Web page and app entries
=======

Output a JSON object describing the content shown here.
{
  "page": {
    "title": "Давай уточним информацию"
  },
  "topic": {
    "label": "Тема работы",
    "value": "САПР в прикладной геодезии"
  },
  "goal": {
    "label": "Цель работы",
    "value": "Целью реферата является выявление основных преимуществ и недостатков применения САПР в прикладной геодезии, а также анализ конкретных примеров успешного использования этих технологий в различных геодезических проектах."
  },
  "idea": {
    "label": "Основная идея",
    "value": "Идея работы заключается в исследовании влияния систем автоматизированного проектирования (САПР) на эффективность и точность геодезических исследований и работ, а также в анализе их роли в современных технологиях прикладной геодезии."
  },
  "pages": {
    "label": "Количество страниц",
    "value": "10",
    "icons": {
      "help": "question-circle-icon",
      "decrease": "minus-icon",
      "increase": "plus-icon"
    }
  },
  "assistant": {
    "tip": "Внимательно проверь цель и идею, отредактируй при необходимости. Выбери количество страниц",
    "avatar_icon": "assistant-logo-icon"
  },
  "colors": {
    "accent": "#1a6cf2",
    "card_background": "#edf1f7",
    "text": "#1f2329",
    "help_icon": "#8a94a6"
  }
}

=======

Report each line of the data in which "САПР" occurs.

    "value": "САПР в прикладной геодезии"
    "value": "Целью реферата является выявление основных преимуществ и недостатков применения САПР в прикладной геодезии, а также анализ конкретных примеров успешного использования этих технологий в различных геодезических проектах."
    "value": "Идея работы заключается в исследовании влияния систем автоматизированного проектирования (САПР) на эффективность и точность геодезических исследований и работ, а также в анализе их роли в современных технологиях прикладной геодезии."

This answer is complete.